Story Source:

The above story is based on materials provided by BioMed Central. Note: Materials may be edited for content and length.


Journal Reference:

  1. B. Leticia Rodriguez, Zhen Yu, Woon-Gye Chung, Richard Weiss, Zhengrong Cui. Replicase-based plasmid DNA shows anti-tumor activity. BMC Cancer, 2011; 11: 110 DOI: 10.1186/1471-2407-11-110

Cite This Page:

BioMed Central. "Viral replicase points to potential cancer therapy." ScienceDaily. ScienceDaily, 29 March 2011. <www.sciencedaily.com/releases/2011/03/110328092506.htm>.
BioMed Central. (2011, March 29). Viral replicase points to potential cancer therapy. ScienceDaily. Retrieved October 21, 2014 from www.sciencedaily.com/releases/2011/03/110328092506.htm
BioMed Central. "Viral replicase points to potential cancer therapy." ScienceDaily. www.sciencedaily.com/releases/2011/03/110328092506.htm (accessed October 21, 2014).

Share This



More Health & Medicine News

Tuesday, October 21, 2014

Featured Research

from universities, journals, and other organizations


Featured Videos

from AP, Reuters, AFP, and other news services

CDC Revamps Ebola Guidelines After Criticism

CDC Revamps Ebola Guidelines After Criticism

Newsy (Oct. 21, 2014) The Centers for Disease Control and Prevention have issued new protocols for healthcare workers interacting with Ebola patients.
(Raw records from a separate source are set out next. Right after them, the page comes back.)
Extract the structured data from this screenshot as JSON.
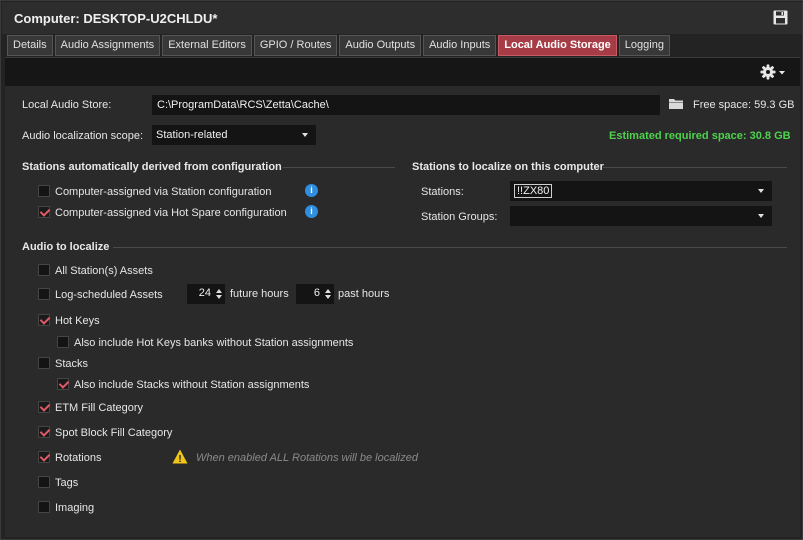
{
  "window": {
    "title": "Computer: DESKTOP-U2CHLDU*",
    "save_icon": "save-icon"
  },
  "tabs": [
    {
      "label": "Details",
      "active": false
    },
    {
      "label": "Audio Assignments",
      "active": false
    },
    {
      "label": "External Editors",
      "active": false
    },
    {
      "label": "GPIO / Routes",
      "active": false
    },
    {
      "label": "Audio Outputs",
      "active": false
    },
    {
      "label": "Audio Inputs",
      "active": false
    },
    {
      "label": "Local Audio Storage",
      "active": true
    },
    {
      "label": "Logging",
      "active": false
    }
  ],
  "toolbar": {
    "settings_icon": "gear-icon"
  },
  "store": {
    "label": "Local Audio Store:",
    "path": "C:\\ProgramData\\RCS\\Zetta\\Cache\\",
    "folder_icon": "folder-icon",
    "free_space": "Free space: 59.3 GB"
  },
  "scope": {
    "label": "Audio localization scope:",
    "value": "Station-related",
    "estimated": "Estimated required space: 30.8 GB"
  },
  "derived": {
    "title": "Stations automatically derived from configuration",
    "items": [
      {
        "label": "Computer-assigned via Station configuration",
        "checked": false
      },
      {
        "label": "Computer-assigned via Hot Spare configuration",
        "checked": true
      }
    ],
    "info_glyph": "i"
  },
  "localize_on": {
    "title": "Stations to localize on this computer",
    "stations_label": "Stations:",
    "stations_value": "!!ZX80",
    "groups_label": "Station Groups:",
    "groups_value": ""
  },
  "audio": {
    "title": "Audio to localize",
    "all_assets": {
      "label": "All Station(s) Assets",
      "checked": false
    },
    "log_scheduled": {
      "label": "Log-scheduled Assets",
      "checked": false,
      "future_value": "24",
      "future_label": "future hours",
      "past_value": "6",
      "past_label": "past hours"
    },
    "hot_keys": {
      "label": "Hot Keys",
      "checked": true
    },
    "hot_keys_sub": {
      "label": "Also include Hot Keys banks without Station assignments",
      "checked": false
    },
    "stacks": {
      "label": "Stacks",
      "checked": false
    },
    "stacks_sub": {
      "label": "Also include Stacks without Station assignments",
      "checked": true
    },
    "etm": {
      "label": "ETM Fill Category",
      "checked": true
    },
    "spot_block": {
      "label": "Spot Block Fill Category",
      "checked": true
    },
    "rotations": {
      "label": "Rotations",
      "checked": true
    },
    "rotations_warning": "When enabled ALL Rotations will be localized",
    "warning_glyph": "!",
    "tags": {
      "label": "Tags",
      "checked": false
    },
    "imaging": {
      "label": "Imaging",
      "checked": false
    }
  },
  "colors": {
    "accent_tab": "#a63c45",
    "check": "#e05a66",
    "info": "#2f8ee0",
    "estimate": "#4ed24e",
    "warning": "#f2c618"
  }
}
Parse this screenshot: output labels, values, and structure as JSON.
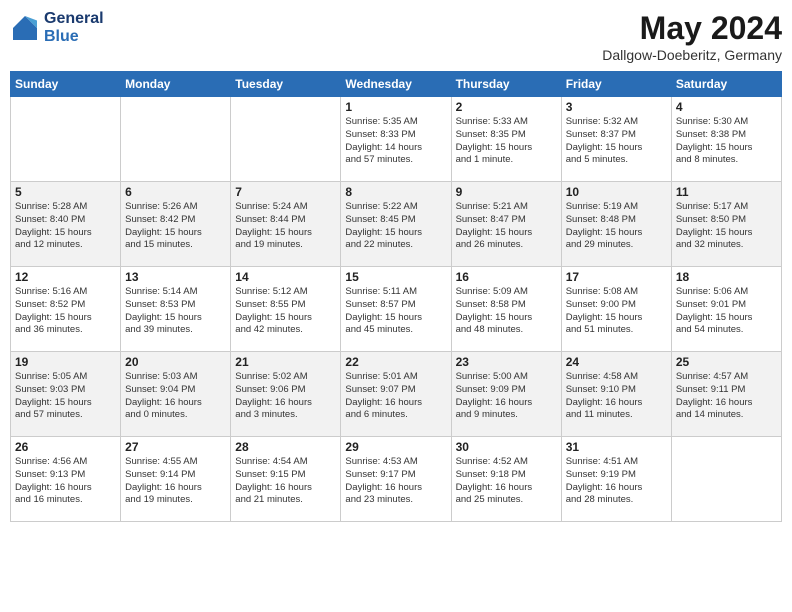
{
  "header": {
    "logo_line1": "General",
    "logo_line2": "Blue",
    "month_title": "May 2024",
    "location": "Dallgow-Doeberitz, Germany"
  },
  "days_of_week": [
    "Sunday",
    "Monday",
    "Tuesday",
    "Wednesday",
    "Thursday",
    "Friday",
    "Saturday"
  ],
  "weeks": [
    [
      {
        "day": "",
        "content": ""
      },
      {
        "day": "",
        "content": ""
      },
      {
        "day": "",
        "content": ""
      },
      {
        "day": "1",
        "content": "Sunrise: 5:35 AM\nSunset: 8:33 PM\nDaylight: 14 hours\nand 57 minutes."
      },
      {
        "day": "2",
        "content": "Sunrise: 5:33 AM\nSunset: 8:35 PM\nDaylight: 15 hours\nand 1 minute."
      },
      {
        "day": "3",
        "content": "Sunrise: 5:32 AM\nSunset: 8:37 PM\nDaylight: 15 hours\nand 5 minutes."
      },
      {
        "day": "4",
        "content": "Sunrise: 5:30 AM\nSunset: 8:38 PM\nDaylight: 15 hours\nand 8 minutes."
      }
    ],
    [
      {
        "day": "5",
        "content": "Sunrise: 5:28 AM\nSunset: 8:40 PM\nDaylight: 15 hours\nand 12 minutes."
      },
      {
        "day": "6",
        "content": "Sunrise: 5:26 AM\nSunset: 8:42 PM\nDaylight: 15 hours\nand 15 minutes."
      },
      {
        "day": "7",
        "content": "Sunrise: 5:24 AM\nSunset: 8:44 PM\nDaylight: 15 hours\nand 19 minutes."
      },
      {
        "day": "8",
        "content": "Sunrise: 5:22 AM\nSunset: 8:45 PM\nDaylight: 15 hours\nand 22 minutes."
      },
      {
        "day": "9",
        "content": "Sunrise: 5:21 AM\nSunset: 8:47 PM\nDaylight: 15 hours\nand 26 minutes."
      },
      {
        "day": "10",
        "content": "Sunrise: 5:19 AM\nSunset: 8:48 PM\nDaylight: 15 hours\nand 29 minutes."
      },
      {
        "day": "11",
        "content": "Sunrise: 5:17 AM\nSunset: 8:50 PM\nDaylight: 15 hours\nand 32 minutes."
      }
    ],
    [
      {
        "day": "12",
        "content": "Sunrise: 5:16 AM\nSunset: 8:52 PM\nDaylight: 15 hours\nand 36 minutes."
      },
      {
        "day": "13",
        "content": "Sunrise: 5:14 AM\nSunset: 8:53 PM\nDaylight: 15 hours\nand 39 minutes."
      },
      {
        "day": "14",
        "content": "Sunrise: 5:12 AM\nSunset: 8:55 PM\nDaylight: 15 hours\nand 42 minutes."
      },
      {
        "day": "15",
        "content": "Sunrise: 5:11 AM\nSunset: 8:57 PM\nDaylight: 15 hours\nand 45 minutes."
      },
      {
        "day": "16",
        "content": "Sunrise: 5:09 AM\nSunset: 8:58 PM\nDaylight: 15 hours\nand 48 minutes."
      },
      {
        "day": "17",
        "content": "Sunrise: 5:08 AM\nSunset: 9:00 PM\nDaylight: 15 hours\nand 51 minutes."
      },
      {
        "day": "18",
        "content": "Sunrise: 5:06 AM\nSunset: 9:01 PM\nDaylight: 15 hours\nand 54 minutes."
      }
    ],
    [
      {
        "day": "19",
        "content": "Sunrise: 5:05 AM\nSunset: 9:03 PM\nDaylight: 15 hours\nand 57 minutes."
      },
      {
        "day": "20",
        "content": "Sunrise: 5:03 AM\nSunset: 9:04 PM\nDaylight: 16 hours\nand 0 minutes."
      },
      {
        "day": "21",
        "content": "Sunrise: 5:02 AM\nSunset: 9:06 PM\nDaylight: 16 hours\nand 3 minutes."
      },
      {
        "day": "22",
        "content": "Sunrise: 5:01 AM\nSunset: 9:07 PM\nDaylight: 16 hours\nand 6 minutes."
      },
      {
        "day": "23",
        "content": "Sunrise: 5:00 AM\nSunset: 9:09 PM\nDaylight: 16 hours\nand 9 minutes."
      },
      {
        "day": "24",
        "content": "Sunrise: 4:58 AM\nSunset: 9:10 PM\nDaylight: 16 hours\nand 11 minutes."
      },
      {
        "day": "25",
        "content": "Sunrise: 4:57 AM\nSunset: 9:11 PM\nDaylight: 16 hours\nand 14 minutes."
      }
    ],
    [
      {
        "day": "26",
        "content": "Sunrise: 4:56 AM\nSunset: 9:13 PM\nDaylight: 16 hours\nand 16 minutes."
      },
      {
        "day": "27",
        "content": "Sunrise: 4:55 AM\nSunset: 9:14 PM\nDaylight: 16 hours\nand 19 minutes."
      },
      {
        "day": "28",
        "content": "Sunrise: 4:54 AM\nSunset: 9:15 PM\nDaylight: 16 hours\nand 21 minutes."
      },
      {
        "day": "29",
        "content": "Sunrise: 4:53 AM\nSunset: 9:17 PM\nDaylight: 16 hours\nand 23 minutes."
      },
      {
        "day": "30",
        "content": "Sunrise: 4:52 AM\nSunset: 9:18 PM\nDaylight: 16 hours\nand 25 minutes."
      },
      {
        "day": "31",
        "content": "Sunrise: 4:51 AM\nSunset: 9:19 PM\nDaylight: 16 hours\nand 28 minutes."
      },
      {
        "day": "",
        "content": ""
      }
    ]
  ]
}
Video provided by Newsy
Powered by NewsLook.com
WHO: Ebola Vaccine Trials to Start a in January

WHO: Ebola Vaccine Trials to Start a in January

AP (Oct. 21, 2014) Tens of thousands of doses of experimental Ebola vaccines could be available for "real-world" testing in West Africa as soon as January as long as they are deemed safe in soon to start trials, the World Health Organization said Tuesday. (Oct. 21) Video provided by AP
Powered by NewsLook.com
First-Of-Its-Kind Treatment Gives Man Ability To Walk Again

First-Of-Its-Kind Treatment Gives Man Ability To Walk Again

Newsy (Oct. 21, 2014) A medical team has for the first time given a man the ability to walk again after transplanting cells from his brain onto his severed spinal cord. Video provided by Newsy
Powered by NewsLook.com
CDC Issues New Ebola Guidelines for Health Workers

CDC Issues New Ebola Guidelines for Health Workers

Reuters - US Online Video (Oct. 21, 2014) The U.S. Centers for Disease Control and Prevention has set up new guidelines for health workers taking care of patients infected with Ebola. Linda So reports. Video provided by Reuters
Powered by NewsLook.com

Search ScienceDaily

Number of stories in archives: 140,361

Find with keyword(s):
Enter a keyword or phrase to search ScienceDaily for related topics and research stories.

Save/Print:
Share:

Breaking News:

Strange & Offbeat Stories


Health & Medicine

Mind & Brain

Living & Well

In Other News

... from NewsDaily.com

Science News

Health News

Environment News

Technology News



Save/Print:
Share:

Free Subscriptions


Get the latest science news with ScienceDaily's free email newsletters, updated daily and weekly. Or view hourly updated newsfeeds in your RSS reader:

Get Social & Mobile


Keep up to date with the latest news from ScienceDaily via social networks and mobile apps:

Have Feedback?


Tell us what you think of ScienceDaily -- we welcome both positive and negative comments. Have any problems using the site? Questions?
Mobile: iPhone Android Web
Follow: Facebook Twitter Google+
Subscribe: RSS Feeds Email Newsletters
Latest Headlines Health & Medicine Mind & Brain Space & Time Matter & Energy Computers & Math Plants & Animals Earth & Climate Fossils & Ruins